(Element data from apps and pages)
# # # # #

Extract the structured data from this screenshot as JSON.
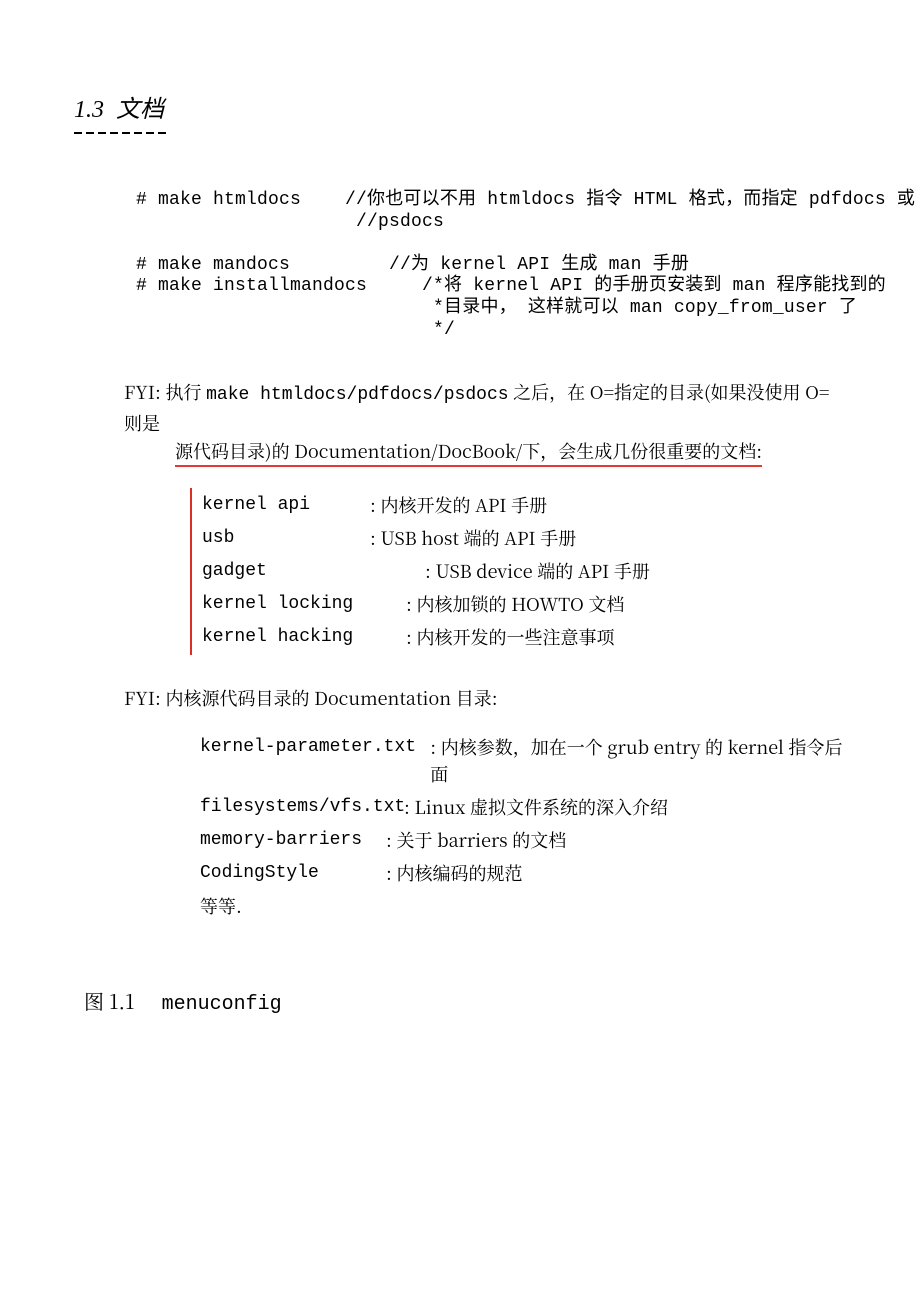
{
  "section": {
    "number": "1.3",
    "title": "文档"
  },
  "code": "# make htmldocs    //你也可以不用 htmldocs 指令 HTML 格式，而指定 pdfdocs 或\n                    //psdocs\n\n# make mandocs         //为 kernel API 生成 man 手册\n# make installmandocs     /*将 kernel API 的手册页安装到 man 程序能找到的\n                           *目录中， 这样就可以 man copy_from_user 了\n                           */",
  "fyi1": {
    "prefix": "FYI:",
    "line1_a": "执行 ",
    "line1_mono": "make htmldocs/pdfdocs/psdocs",
    "line1_b": " 之后，在 O=指定的目录(如果没使用 O=则是",
    "line2_a": "源代码目录)",
    "line2_b": "的 Documentation/DocBook/下，会生成几份很重要的文档:"
  },
  "doclist1": {
    "a_name": "kernel api",
    "a_desc": ": 内核开发的 API 手册",
    "b_name": "usb",
    "b_desc": ": USB host 端的 API 手册",
    "c_name": "gadget",
    "c_desc": ": USB device 端的 API 手册",
    "d_name": "kernel locking",
    "d_desc": ": 内核加锁的 HOWTO 文档",
    "e_name": "kernel hacking",
    "e_desc": ": 内核开发的一些注意事项"
  },
  "fyi2": {
    "prefix": "FYI:",
    "text": "内核源代码目录的 Documentation 目录:"
  },
  "doclist2": {
    "a_name": "kernel-parameter.txt",
    "a_desc": ": 内核参数，加在一个 grub entry 的 kernel 指令后面",
    "b_name": "filesystems/vfs.txt",
    "b_desc": ": Linux 虚拟文件系统的深入介绍",
    "c_name": "memory-barriers",
    "c_desc": ": 关于 barriers 的文档",
    "d_name": "CodingStyle",
    "d_desc": ": 内核编码的规范",
    "etc": "等等."
  },
  "figure": {
    "label": "图 1.1",
    "name": "menuconfig"
  }
}
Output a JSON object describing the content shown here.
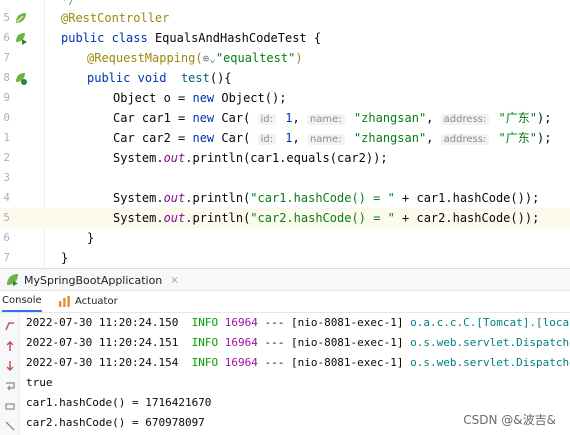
{
  "editor": {
    "lines": [
      {
        "num": "",
        "code_parts": [
          "*/"
        ]
      },
      {
        "num": "5",
        "code_parts": [
          "@RestController"
        ]
      },
      {
        "num": "6",
        "code_parts": [
          "public",
          " ",
          "class",
          " EqualsAndHashCodeTest {"
        ]
      },
      {
        "num": "7",
        "code_parts": [
          "@RequestMapping(",
          "\"equaltest\"",
          ")"
        ]
      },
      {
        "num": "8",
        "code_parts": [
          "public",
          " ",
          "void",
          "  ",
          "test",
          "(){"
        ]
      },
      {
        "num": "9",
        "code_parts": [
          "Object o = ",
          "new",
          " Object();"
        ]
      },
      {
        "num": "0",
        "code_parts": [
          "Car car1 = ",
          "new",
          " Car( ",
          "id:",
          " ",
          "1",
          ", ",
          "name:",
          " ",
          "\"zhangsan\"",
          ", ",
          "address:",
          " ",
          "\"广东\"",
          ");"
        ]
      },
      {
        "num": "1",
        "code_parts": [
          "Car car2 = ",
          "new",
          " Car( ",
          "id:",
          " ",
          "1",
          ", ",
          "name:",
          " ",
          "\"zhangsan\"",
          ", ",
          "address:",
          " ",
          "\"广东\"",
          ");"
        ]
      },
      {
        "num": "2",
        "code_parts": [
          "System.",
          "out",
          ".println(car1.equals(car2));"
        ]
      },
      {
        "num": "3",
        "code_parts": [
          ""
        ]
      },
      {
        "num": "4",
        "code_parts": [
          "System.",
          "out",
          ".println(",
          "\"car1.hashCode() = \"",
          " + car1.hashCode());"
        ]
      },
      {
        "num": "5",
        "code_parts": [
          "System.",
          "out",
          ".println(",
          "\"car2.hashCode() = \"",
          " + car2.hashCode());"
        ]
      },
      {
        "num": "6",
        "code_parts": [
          "}"
        ]
      },
      {
        "num": "7",
        "code_parts": [
          "}"
        ]
      }
    ]
  },
  "run_bar": {
    "tab_label": "MySpringBootApplication",
    "close_glyph": "×"
  },
  "console_tabs": {
    "console_label": "Console",
    "actuator_label": "Actuator"
  },
  "console": {
    "logs": [
      {
        "ts": "2022-07-30 11:20:24.150",
        "level": "INFO",
        "pid": "16964",
        "sep": "---",
        "thread": "[nio-8081-exec-1]",
        "logger": "o.a.c.c.C.[Tomcat].[localhost].[/]"
      },
      {
        "ts": "2022-07-30 11:20:24.151",
        "level": "INFO",
        "pid": "16964",
        "sep": "---",
        "thread": "[nio-8081-exec-1]",
        "logger": "o.s.web.servlet.DispatcherServlet"
      },
      {
        "ts": "2022-07-30 11:20:24.154",
        "level": "INFO",
        "pid": "16964",
        "sep": "---",
        "thread": "[nio-8081-exec-1]",
        "logger": "o.s.web.servlet.DispatcherServlet"
      }
    ],
    "output": [
      "true",
      "car1.hashCode() = 1716421670",
      "car2.hashCode() = 670978097"
    ]
  },
  "watermark": "CSDN @&波吉&",
  "colors": {
    "keyword": "#0033b3",
    "annotation": "#9e880d",
    "string": "#067d17",
    "field": "#871094",
    "info": "#00a000",
    "pid": "#a010a0",
    "logger": "#008080",
    "accent": "#3574f0"
  }
}
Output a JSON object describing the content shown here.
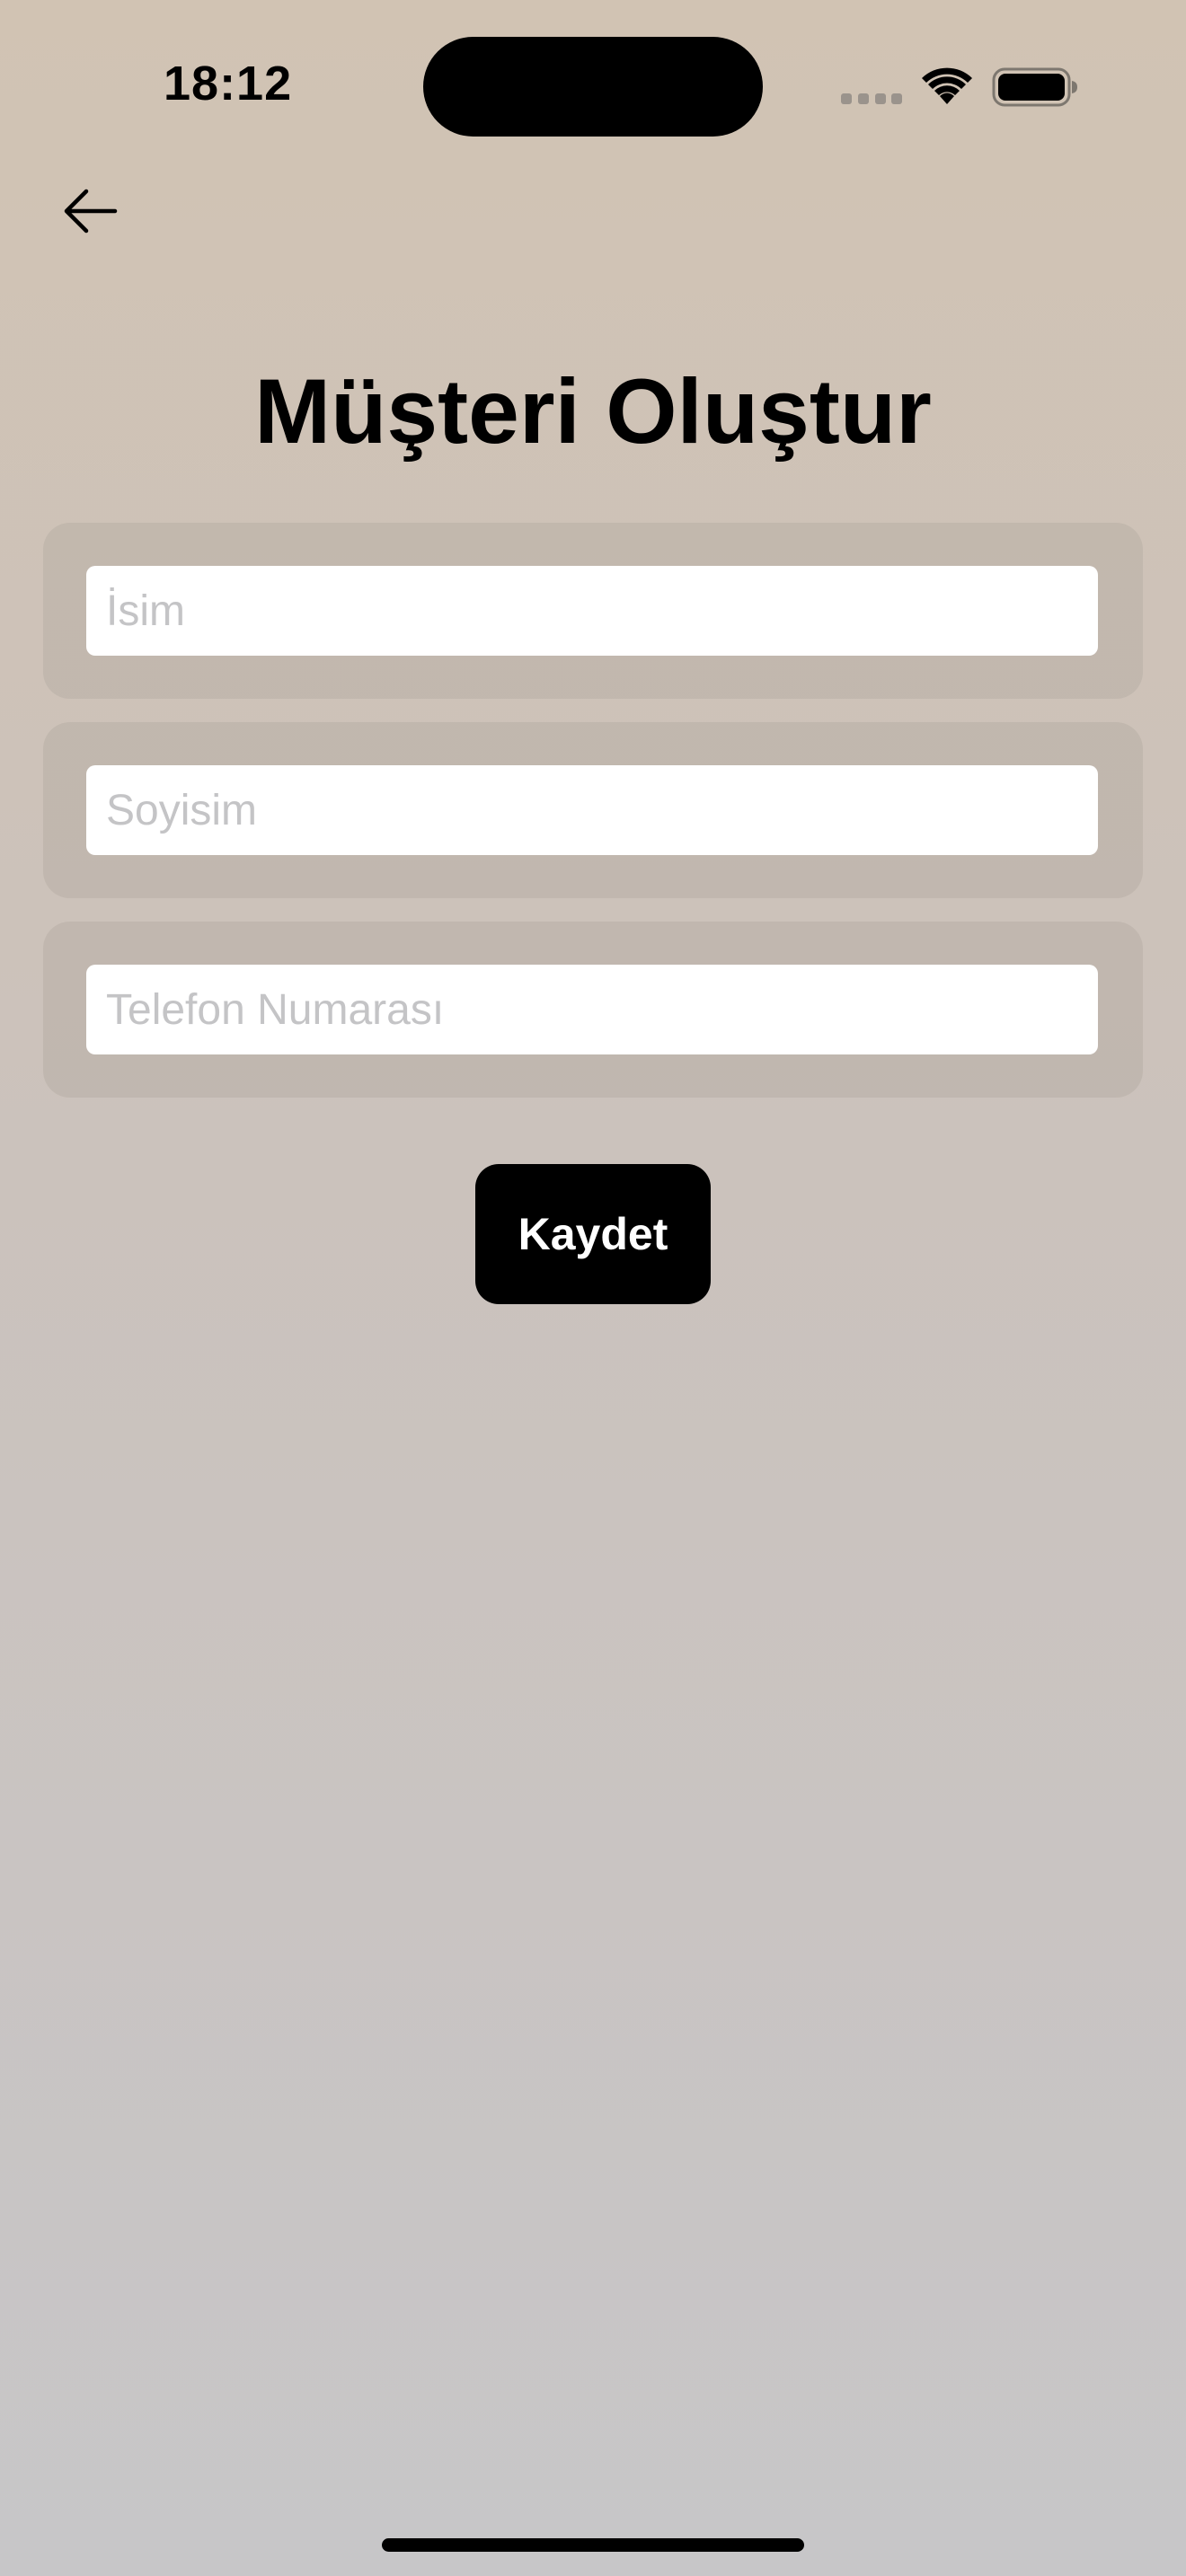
{
  "status_bar": {
    "time": "18:12"
  },
  "header": {
    "back_icon": "arrow-left-icon",
    "title": "Müşteri Oluştur"
  },
  "form": {
    "fields": [
      {
        "placeholder": "İsim",
        "value": ""
      },
      {
        "placeholder": "Soyisim",
        "value": ""
      },
      {
        "placeholder": "Telefon Numarası",
        "value": ""
      }
    ],
    "save_label": "Kaydet"
  },
  "colors": {
    "background_top": "#d1c3b3",
    "background_bottom": "#c7c6c8",
    "button": "#000000",
    "button_text": "#ffffff",
    "placeholder": "#c4c4c6"
  }
}
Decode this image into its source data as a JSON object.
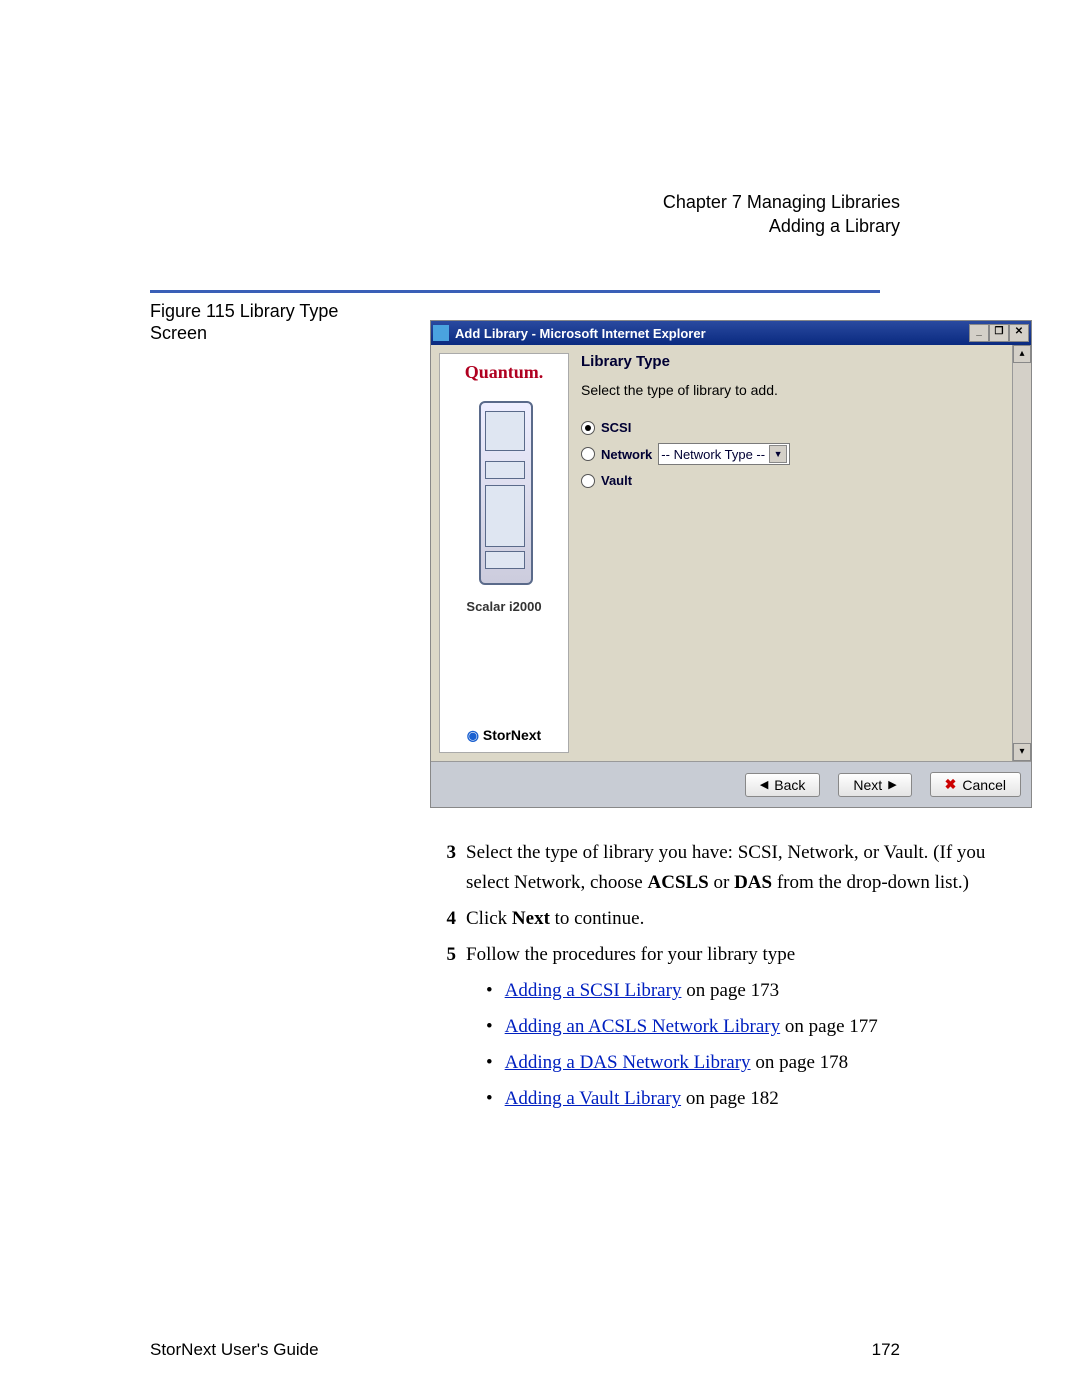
{
  "header": {
    "chapter": "Chapter 7  Managing Libraries",
    "section": "Adding a Library"
  },
  "figure_label": "Figure 115  Library Type Screen",
  "window": {
    "title": "Add Library - Microsoft Internet Explorer",
    "min": "_",
    "restore": "❐",
    "close": "✕",
    "sidebar_brand": "Quantum.",
    "device_label": "Scalar i2000",
    "stor_next": "StorNext",
    "content_title": "Library Type",
    "content_intro": "Select the type of library to add.",
    "radio_scsi": "SCSI",
    "radio_network": "Network",
    "network_placeholder": "-- Network Type --",
    "radio_vault": "Vault",
    "btn_back": "Back",
    "btn_next": "Next",
    "btn_cancel": "Cancel",
    "scroll_up": "▴",
    "scroll_down": "▾"
  },
  "steps": {
    "s3": {
      "n": "3",
      "text_a": "Select the type of library you have: SCSI, Network, or Vault. (If you select Network, choose ",
      "b1": "ACSLS",
      "mid": " or ",
      "b2": "DAS",
      "text_b": " from the drop-down list.)"
    },
    "s4": {
      "n": "4",
      "text_a": "Click ",
      "b1": "Next",
      "text_b": " to continue."
    },
    "s5": {
      "n": "5",
      "text": "Follow the procedures for your library type"
    }
  },
  "links": {
    "l1": {
      "link": "Adding a SCSI Library",
      "tail": " on page  173"
    },
    "l2": {
      "link": "Adding an ACSLS Network Library",
      "tail": " on page  177"
    },
    "l3": {
      "link": "Adding a DAS Network Library",
      "tail": " on page  178"
    },
    "l4": {
      "link": "Adding a Vault Library",
      "tail": " on page  182"
    }
  },
  "footer": {
    "left": "StorNext User's Guide",
    "right": "172"
  }
}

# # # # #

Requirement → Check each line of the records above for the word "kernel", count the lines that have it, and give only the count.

Written solution → 6